Although their origins go back many decades, hedge funds first became popular in the 1960s. As with any pooled fund, such as collective trust accounts and mutual funds, investors enjoy greater portfolio diversification than available to them individually while at the same time gaining access to professionally full-time portfolio managers. To the observer, hedge funds may not appear much different from public funds, which are widely advertised; however, there are significant differences. Pooled funds are normally managed by investment companies, bank trust departments, pension funds, and insurance companies. Absent establishing a bank or insurance company, a fund manager normally may only commingle funds in an investment company registered with the SEC in accordance with the provisions of the Investment Company Act of 1940, as amended (1940 Act). In addition, securities offered to the public by a regulated investment company must be registered in accordance with the Securities Act of 1933, as amended (1933 Act), as well as state securities commissions, where required, commonly referred to as "Blue Sky" filings.

MANAGEMENT INVESTMENT COMPANIES

Management investment companies fall into two categories for 1940 Act purposes. First, the open-end management investment company, known as a mutual fund, issues redeemable securities that are continuously offered and must be redeemable on a daily basis at net asset value per share. The other management investment company, the closed-end fund, issues a non-redeemable security, normally sold to the public in an initial public offering with subsequent liquidity achieved by secondary market trading via a listing on a national stock exchange. However, closed-end funds normally trade at a discount from net asset value in the secondary market. Both open-and closed-end funds registered with the SEC are subject to the rigorous regulatory provisions of the 1940 Act, including prohibitions against affiliated transactions, strict recordkeeping and periodic reporting rules, strict adherence to stated investment objectives and policies, specific capital structure requirements, including limits on leverage, custodial and fidelity bonding requirements, and submission of certain matters to shareholders (which require proxy solicitation in accordance with SEC regulations).

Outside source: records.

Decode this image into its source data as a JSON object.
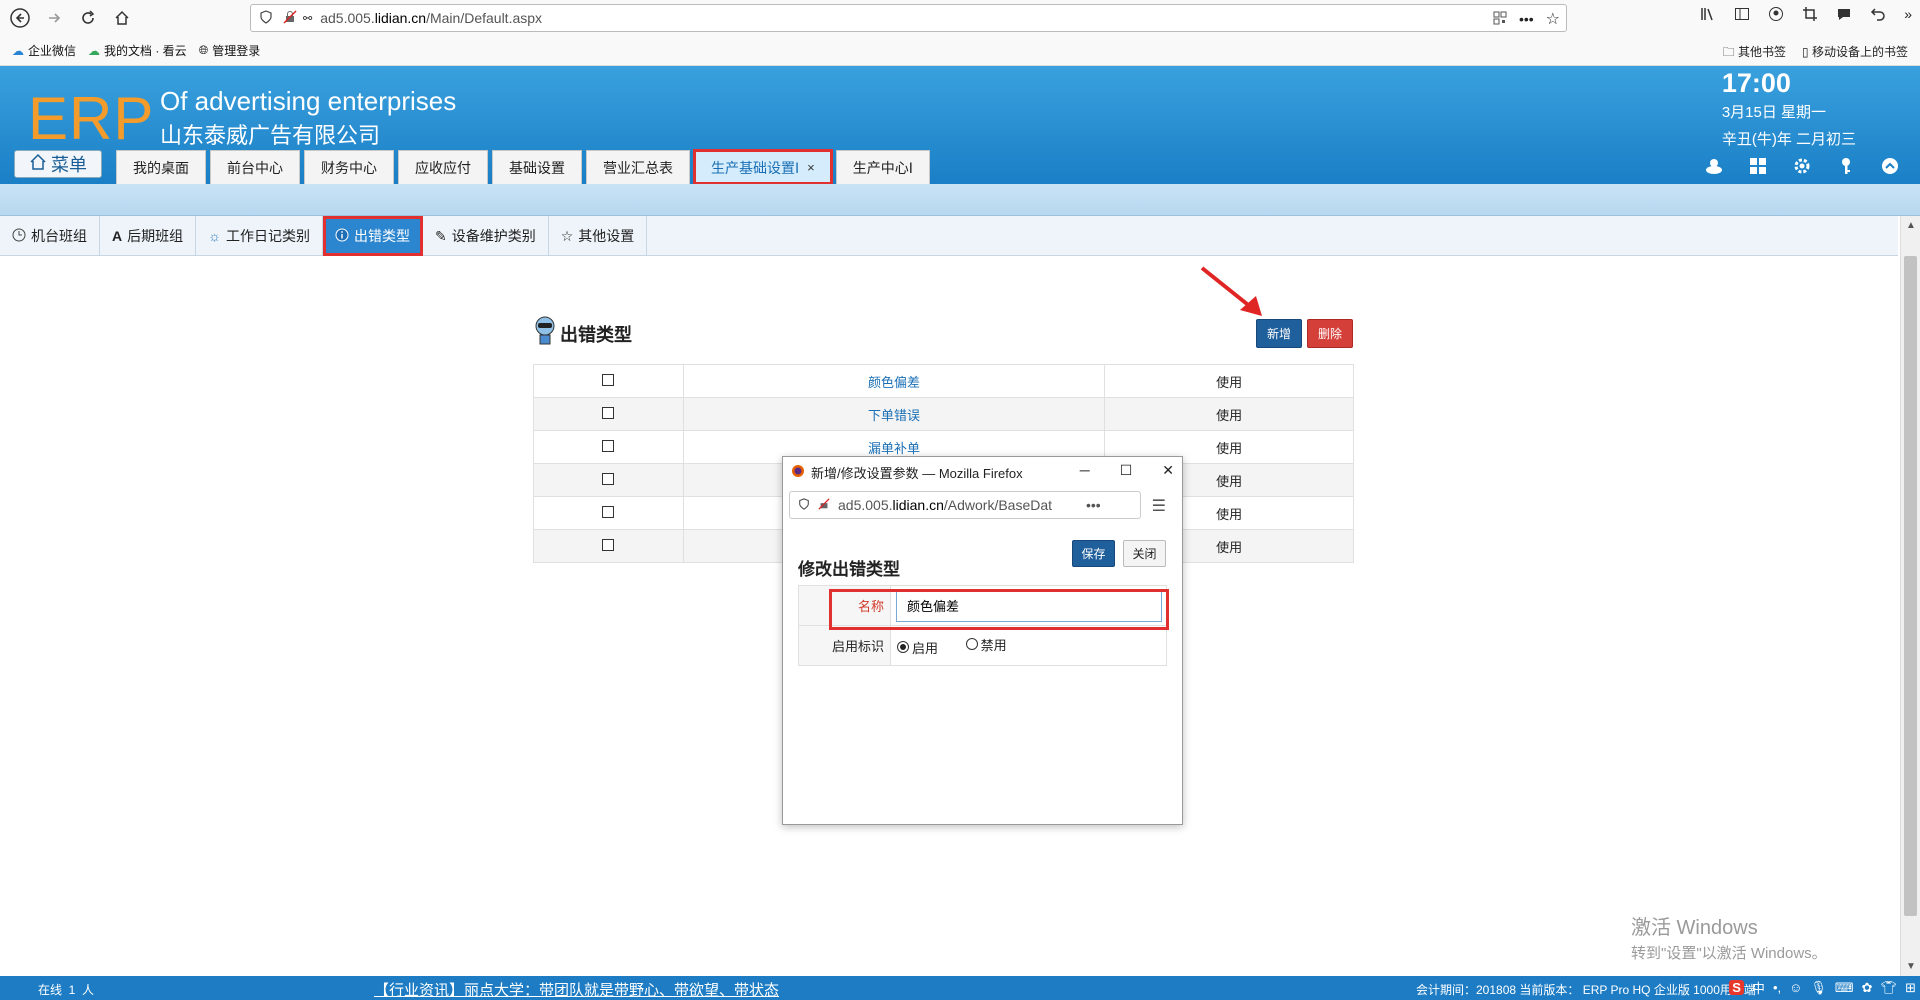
{
  "browser": {
    "url_prefix": "ad5.005.",
    "url_domain": "lidian.cn",
    "url_path": "/Main/Default.aspx",
    "bookmarks": [
      "企业微信",
      "我的文档 · 看云",
      "管理登录"
    ],
    "bookmarks_right": [
      "其他书签",
      "移动设备上的书签"
    ]
  },
  "header": {
    "logo": "ERP",
    "subtitle_en": "Of advertising enterprises",
    "subtitle_cn": "山东泰威广告有限公司",
    "menu_label": "菜单",
    "tabs": [
      {
        "label": "我的桌面"
      },
      {
        "label": "前台中心"
      },
      {
        "label": "财务中心"
      },
      {
        "label": "应收应付"
      },
      {
        "label": "基础设置"
      },
      {
        "label": "营业汇总表"
      },
      {
        "label": "生产基础设置Ⅰ",
        "active": true,
        "close": "×"
      },
      {
        "label": "生产中心Ⅰ"
      }
    ],
    "clock": {
      "time": "17:00",
      "date": "3月15日 星期一",
      "lunar": "辛丑(牛)年 二月初三"
    }
  },
  "subtabs": [
    {
      "label": "机台班组",
      "icon": "clock-icon"
    },
    {
      "label": "后期班组",
      "icon": "letter-a-icon"
    },
    {
      "label": "工作日记类别",
      "icon": "gear-icon"
    },
    {
      "label": "出错类型",
      "icon": "info-icon",
      "active": true
    },
    {
      "label": "设备维护类别",
      "icon": "pencil-icon"
    },
    {
      "label": "其他设置",
      "icon": "star-icon"
    }
  ],
  "content": {
    "title": "出错类型",
    "add_label": "新增",
    "delete_label": "删除",
    "rows": [
      {
        "name": "颜色偏差",
        "status": "使用"
      },
      {
        "name": "下单错误",
        "status": "使用"
      },
      {
        "name": "漏单补单",
        "status": "使用"
      },
      {
        "name": "",
        "status": "使用"
      },
      {
        "name": "",
        "status": "使用"
      },
      {
        "name": "",
        "status": "使用"
      }
    ]
  },
  "popup": {
    "title": "新增/修改设置参数 — Mozilla Firefox",
    "url_prefix": "ad5.005.",
    "url_domain": "lidian.cn",
    "url_path": "/Adwork/BaseDat",
    "heading": "修改出错类型",
    "save_label": "保存",
    "close_label": "关闭",
    "name_label": "名称",
    "name_value": "颜色偏差",
    "enable_label": "启用标识",
    "radio_enable": "启用",
    "radio_disable": "禁用"
  },
  "statusbar": {
    "online": "在线  1  人",
    "marquee": "【行业资讯】丽点大学：带团队就是带野心、带欲望、带状态",
    "info": "会计期间：201808  当前版本：  ERP Pro HQ 企业版 1000用户端",
    "ime": "中"
  },
  "watermark": {
    "line1": "激活 Windows",
    "line2": "转到\"设置\"以激活 Windows。"
  },
  "colors": {
    "header": "#1a7fc6",
    "active_subtab": "#2c86cf",
    "annotation": "#e03030",
    "logo": "#f39c2b"
  }
}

HEDGE FUNDS

In contrast, hedge funds operate largely outside SEC regulation and oversight. To be sure, they are subject to the anti-fraud provisions of the securities laws and the same rules relating to insider trading, reporting of securities holdings in excess of certain thresholds, the provisions of the Investment Advisers Act of 1940, as amended (Adviser's Act), and Blue Sky requirements where applicable. But in most other respects, they must only comply with the appropriate SEC requirements for private placements. Where the manager of a hedge fund happens to be subject to the Advisers Act, because of his other activities (such as management of individual clients' funds), there are some additional strictures (such as custodial and recordkeeping requirements); but they still can operate largely unfettered by regulation. This allows the fund manager to have more freedom over trading strategies.

The organizer-manager of a hedge fund stands to earn substantial financial rewards depending on his success in portfolio management. Typical compensation arrangements call for the following:

* A management fee (usually 1%) based on the fund's net assets, i.e., partners equity; and

* A performance reallocation (usually 20 based on appreciation of net assets. …